We are familiar with the United Nations inability and helplessness in keeping the world peace; Palestine and Kashmir are obvious examples of its failures. Its role in the events taking place in Syria also indicates its lack of interest; it is effective only in areas where the USA and the World Jewry has a stake.
Needless to say, it is just an international forum where the poor and weak nations are given false hopes of peace and prosperity, and lulled with promises. But the United Nations’ anti-Muslim conduct does not cause as much pain as the conduct of our own leaders.
A UN Special Rapporteur on Human Rights, for instance, was in Pakistan to investigate the casualties caused by the US drone attacks over the years. He met our political representatives, Foreign Office officials and other senior government functionaries.
All of them, including the (ex)Prime Minister’s Advisor on Human Rights and the Chairman Senate Committee on Defence, told him that Pakistan’s government “does not consent to the drone attacks.” Indeed, it is like rubbing salt into our national wounds.
We all know this assertion is incorrect. Immediately after Pakistan was forced into an alliance for the war on terror, its political leadership and its military were closely co-opted in the planning and conduct of this war.
After General Pervez Musharraf stepped down, this cooperation continued with the PPP-led democractically elected government and the military high command. Drone strikes on suspected hideouts of alleged al-Qaeda operatives and militant Taliban in Fata area were part of this strategy.
Pakistan even provided the Shamsi Airbase from where these attacks were controlled; some even allege that these attacking drones took off from this base. This base was closed down during the stand-off after the Salala attack by the US forces in which 24 Pakistani soldiers were killed.
President Asif Zardari is quoted by Bob Woodward in his book, entitled “Obama’s Wars”, that he told the CIA to aggressively attack al-Qaeda leaders in his country. “Collateral damage worries you Americans. It does not worry me,” was the assurance he gave to the CIA. With this available knowledge, the denial of consent to carry out drone strike is an insult to our national integrity.
The question, however, is: why had the PPP-led democratically elected government taken this stance one day prior to its stepping down?

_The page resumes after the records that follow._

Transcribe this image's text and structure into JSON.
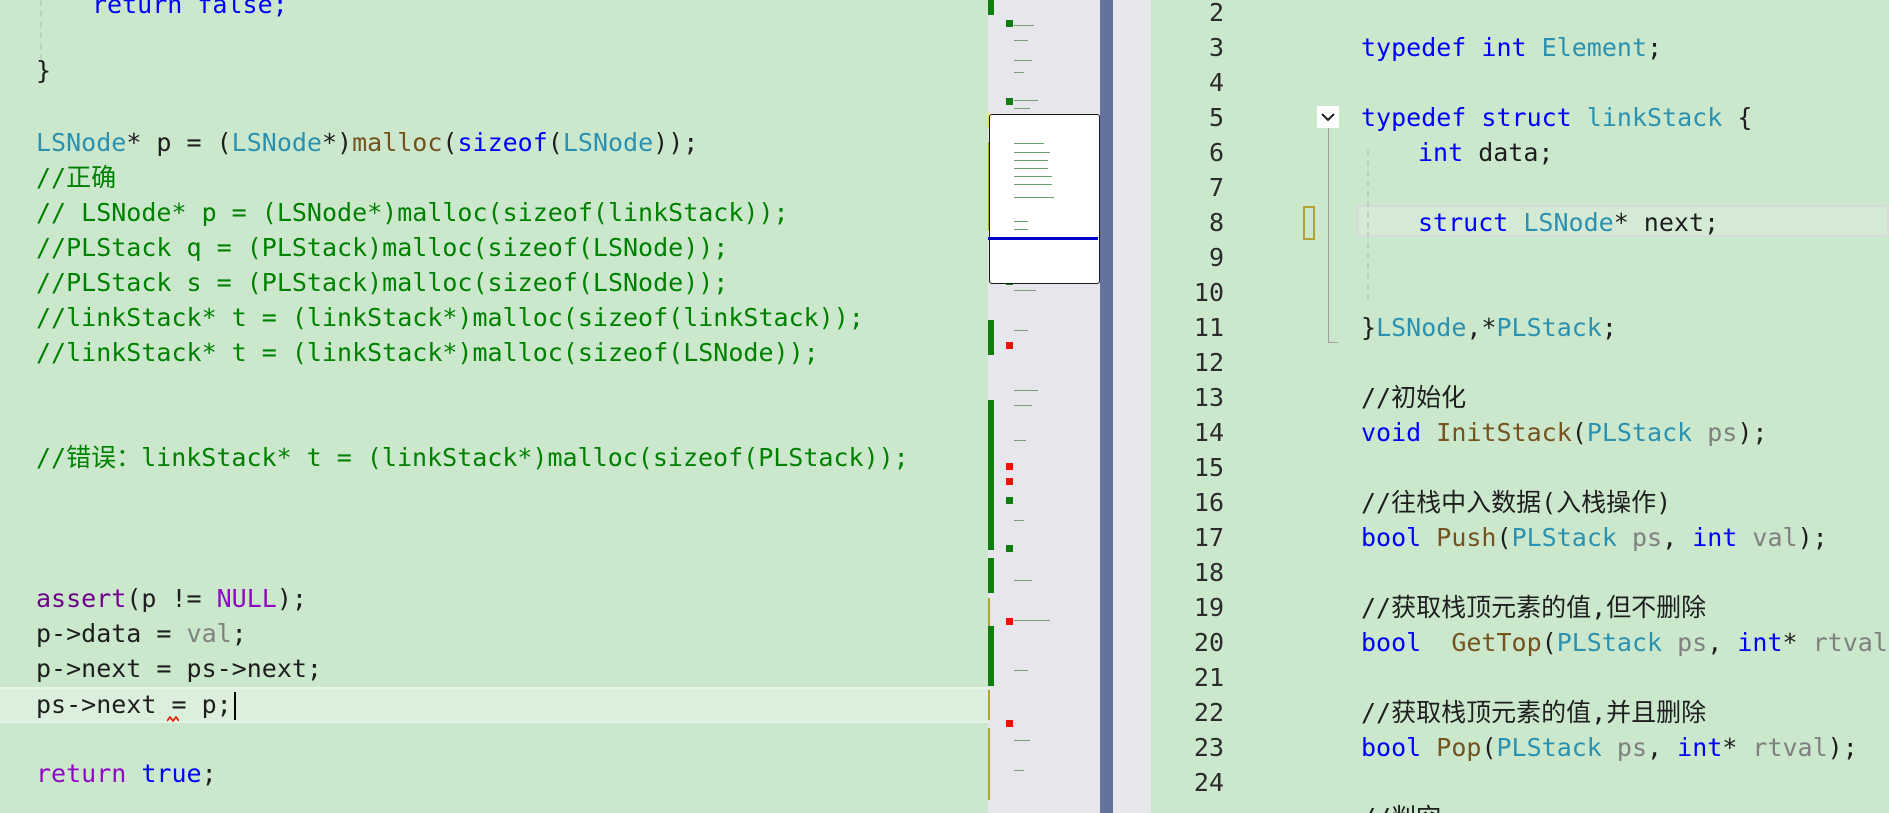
{
  "left_editor": {
    "lines": {
      "l0": "return false;",
      "l1": "}",
      "l2_type": "LSNode",
      "l2_rest1": "* p = (",
      "l2_type2": "LSNode",
      "l2_rest2": "*)",
      "l2_fn": "malloc",
      "l2_p1": "(",
      "l2_kw": "sizeof",
      "l2_p2": "(",
      "l2_type3": "LSNode",
      "l2_end": "));",
      "l3": "//正确",
      "l4": "// LSNode* p = (LSNode*)malloc(sizeof(linkStack));",
      "l5": "//PLStack q = (PLStack)malloc(sizeof(LSNode));",
      "l6": "//PLStack s = (PLStack)malloc(sizeof(LSNode));",
      "l7": "//linkStack* t = (linkStack*)malloc(sizeof(linkStack));",
      "l8": "//linkStack* t = (linkStack*)malloc(sizeof(LSNode));",
      "l9": "//错误：linkStack* t = (linkStack*)malloc(sizeof(PLStack));",
      "l10_fn": "assert",
      "l10_a": "(p != ",
      "l10_mac": "NULL",
      "l10_b": ");",
      "l11_a": "p->data = ",
      "l11_par": "val",
      "l11_b": ";",
      "l12": "p->next = ps->next;",
      "l13_a": "ps->next = p;",
      "l14_kw": "return",
      "l14_val": "true",
      "l14_end": ";"
    }
  },
  "right_editor": {
    "line_numbers": [
      "2",
      "3",
      "4",
      "5",
      "6",
      "7",
      "8",
      "9",
      "10",
      "11",
      "12",
      "13",
      "14",
      "15",
      "16",
      "17",
      "18",
      "19",
      "20",
      "21",
      "22",
      "23",
      "24"
    ],
    "code": {
      "r3_kw": "typedef",
      "r3_kw2": "int",
      "r3_ty": "Element",
      "r3_end": ";",
      "r5_kw": "typedef",
      "r5_kw2": "struct",
      "r5_ty": "linkStack",
      "r5_end": " {",
      "r6_kw": "int",
      "r6_rest": " data;",
      "r8_kw": "struct",
      "r8_ty": "LSNode",
      "r8_rest": "* next;",
      "r11_a": "}",
      "r11_ty": "LSNode",
      "r11_b": ",*",
      "r11_ty2": "PLStack",
      "r11_c": ";",
      "r13": "//初始化",
      "r14_kw": "void",
      "r14_fn": "InitStack",
      "r14_p": "(",
      "r14_ty": "PLStack",
      "r14_par": "ps",
      "r14_end": ");",
      "r16": "//往栈中入数据(入栈操作)",
      "r17_kw": "bool",
      "r17_fn": "Push",
      "r17_p": "(",
      "r17_ty": "PLStack",
      "r17_par": "ps",
      "r17_c": ", ",
      "r17_kw2": "int",
      "r17_par2": "val",
      "r17_end": ");",
      "r19": "//获取栈顶元素的值,但不删除",
      "r20_kw": "bool",
      "r20_fn": "GetTop",
      "r20_p": "(",
      "r20_ty": "PLStack",
      "r20_par": "ps",
      "r20_c": ", ",
      "r20_kw2": "int",
      "r20_star": "* ",
      "r20_par2": "rtval",
      "r20_end": ");",
      "r22": "//获取栈顶元素的值,并且删除",
      "r23_kw": "bool",
      "r23_fn": "Pop",
      "r23_p": "(",
      "r23_ty": "PLStack",
      "r23_par": "ps",
      "r23_c": ", ",
      "r23_kw2": "int",
      "r23_star": "* ",
      "r23_par2": "rtval",
      "r23_end": ");",
      "r25": "//判空"
    }
  },
  "colors": {
    "editor_bg": "#cbe8cd",
    "keyword": "#0000ff",
    "type": "#2b91af",
    "function": "#74531f",
    "comment": "#008000",
    "splitter": "#65729d"
  }
}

Whatever the reason, it cannot absolve itself from the responsibility of protecting the lives and property of those who voted it into office; those who ran the affairs of the state have now to account for their failures. This belated declaration that their consent was missing sounds hollow and untenable.
Further, if one recalls that the former Chief of Air Staff had publicly stated that the Pakistan Air Force had the capability to intercept and destroy the drones provided the government ordered it to do so. But the government of Pakistan never tasked it for this. This too implies that there was tacit approval and consent for the drone attacks that killed innocent Pakistani nationals.
So those who are enjoying farewell parties and making speeches to highlight their “achievements” of the last five years are slated to face the people of Pakistan to seek fresh mandate for another term. They should know that the people are going to ask some very serious and painful questions.
The Fata voters will definitely question about what these representatives did to stop the killings and lessen their miseries. Like many others, this scribe is also sure that the outgoing politicians will have no satisfactory answer.
Add to this, if these attacks were without consent, it was an act of war and those in the government failed to protect the lives of the citizens as well as national sovereignty.
As a final word, the United Nations does not figure in the national picture; its policies do not impact us directly; whether it wakes up or remains asleep affects us little. However, the conduct of our political leadership directly affects our national integrity, sovereignty and status in the world. Belated denials do not change realities.
The writer is a retired brigadier. Email: firstname.lastname@example.org